Please copy every line of the data in which the string "Information" appears.

### [Provided records]
--------------------

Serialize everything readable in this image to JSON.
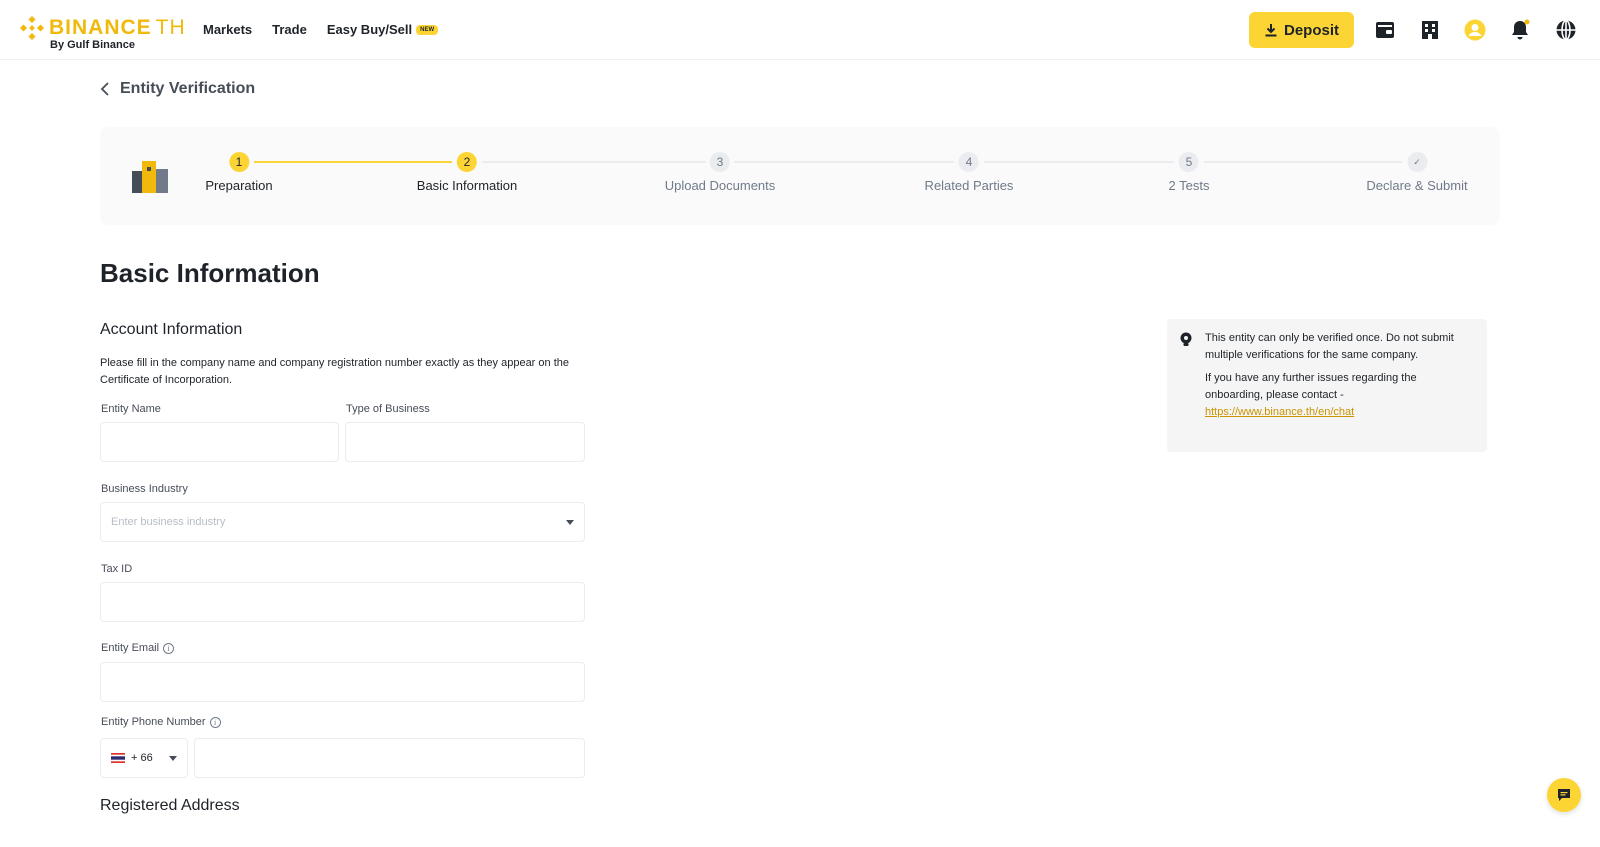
{
  "header": {
    "logo": {
      "brand": "BINANCE",
      "suffix": "TH",
      "sub": "By Gulf Binance"
    },
    "nav": [
      {
        "label": "Markets"
      },
      {
        "label": "Trade"
      },
      {
        "label": "Easy Buy/Sell",
        "badge": "NEW"
      }
    ],
    "deposit_label": "Deposit",
    "icons": [
      "wallet-icon",
      "building-icon",
      "user-avatar-icon",
      "bell-icon",
      "globe-icon"
    ],
    "accent_color": "#FCD535"
  },
  "page": {
    "title": "Entity Verification"
  },
  "stepper": {
    "steps": [
      {
        "num": "1",
        "label": "Preparation",
        "state": "active"
      },
      {
        "num": "2",
        "label": "Basic Information",
        "state": "active"
      },
      {
        "num": "3",
        "label": "Upload Documents",
        "state": "todo"
      },
      {
        "num": "4",
        "label": "Related Parties",
        "state": "todo"
      },
      {
        "num": "5",
        "label": "2 Tests",
        "state": "todo"
      },
      {
        "num": "✓",
        "label": "Declare & Submit",
        "state": "todo"
      }
    ]
  },
  "form": {
    "heading": "Basic Information",
    "account_section": "Account Information",
    "description": "Please fill in the company name and company registration number exactly as they appear on the Certificate of Incorporation.",
    "entity_name": {
      "label": "Entity Name",
      "value": ""
    },
    "type_of_business": {
      "label": "Type of Business",
      "value": ""
    },
    "business_industry": {
      "label": "Business Industry",
      "placeholder": "Enter business industry"
    },
    "tax_id": {
      "label": "Tax ID",
      "value": ""
    },
    "entity_email": {
      "label": "Entity Email",
      "value": ""
    },
    "entity_phone": {
      "label": "Entity Phone Number",
      "country_code": "+ 66",
      "value": ""
    },
    "registered_address_section": "Registered Address"
  },
  "info_box": {
    "line1": "This entity can only be verified once. Do not submit multiple verifications for the same company.",
    "line2": "If you have any further issues regarding the onboarding, please contact -",
    "link": "https://www.binance.th/en/chat"
  }
}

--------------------

### [Final answer]
        "label": "Basic Information",
    "heading": "Basic Information",
    "account_section": "Account Information",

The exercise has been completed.